(Dataset rows describing interfaces)
———

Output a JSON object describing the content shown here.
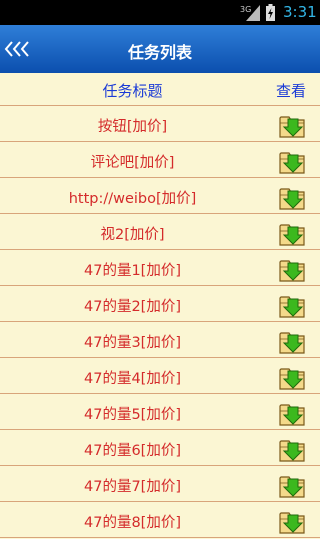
{
  "status_bar": {
    "network": "3G",
    "time": "3:31",
    "signal_icon": "signal-icon",
    "battery_icon": "battery-charging-icon"
  },
  "title_bar": {
    "back_label": "<<<",
    "title": "任务列表"
  },
  "list_header": {
    "title_col": "任务标题",
    "view_col": "查看"
  },
  "tasks": [
    {
      "title": "按钮[加价]",
      "icon": "folder-download-icon"
    },
    {
      "title": "评论吧[加价]",
      "icon": "folder-download-icon"
    },
    {
      "title": "http://weibo[加价]",
      "icon": "folder-download-icon"
    },
    {
      "title": "视2[加价]",
      "icon": "folder-download-icon"
    },
    {
      "title": "47的量1[加价]",
      "icon": "folder-download-icon"
    },
    {
      "title": "47的量2[加价]",
      "icon": "folder-download-icon"
    },
    {
      "title": "47的量3[加价]",
      "icon": "folder-download-icon"
    },
    {
      "title": "47的量4[加价]",
      "icon": "folder-download-icon"
    },
    {
      "title": "47的量5[加价]",
      "icon": "folder-download-icon"
    },
    {
      "title": "47的量6[加价]",
      "icon": "folder-download-icon"
    },
    {
      "title": "47的量7[加价]",
      "icon": "folder-download-icon"
    },
    {
      "title": "47的量8[加价]",
      "icon": "folder-download-icon"
    }
  ],
  "colors": {
    "title_bar": "#1560c4",
    "background": "#fbf6d3",
    "header_text": "#1a3ad6",
    "row_text": "#d42b2b",
    "divider": "#d8a47a",
    "icon_arrow": "#3cb81e"
  }
}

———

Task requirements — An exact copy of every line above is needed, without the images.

Output of the task —
Output a JSON object describing the content shown here.
{
  "status_bar": {
    "network": "3G",
    "time": "3:31",
    "signal_icon": "signal-icon",
    "battery_icon": "battery-charging-icon"
  },
  "title_bar": {
    "back_label": "<<<",
    "title": "任务列表"
  },
  "list_header": {
    "title_col": "任务标题",
    "view_col": "查看"
  },
  "tasks": [
    {
      "title": "按钮[加价]",
      "icon": "folder-download-icon"
    },
    {
      "title": "评论吧[加价]",
      "icon": "folder-download-icon"
    },
    {
      "title": "http://weibo[加价]",
      "icon": "folder-download-icon"
    },
    {
      "title": "视2[加价]",
      "icon": "folder-download-icon"
    },
    {
      "title": "47的量1[加价]",
      "icon": "folder-download-icon"
    },
    {
      "title": "47的量2[加价]",
      "icon": "folder-download-icon"
    },
    {
      "title": "47的量3[加价]",
      "icon": "folder-download-icon"
    },
    {
      "title": "47的量4[加价]",
      "icon": "folder-download-icon"
    },
    {
      "title": "47的量5[加价]",
      "icon": "folder-download-icon"
    },
    {
      "title": "47的量6[加价]",
      "icon": "folder-download-icon"
    },
    {
      "title": "47的量7[加价]",
      "icon": "folder-download-icon"
    },
    {
      "title": "47的量8[加价]",
      "icon": "folder-download-icon"
    }
  ],
  "colors": {
    "title_bar": "#1560c4",
    "background": "#fbf6d3",
    "header_text": "#1a3ad6",
    "row_text": "#d42b2b",
    "divider": "#d8a47a",
    "icon_arrow": "#3cb81e"
  }
}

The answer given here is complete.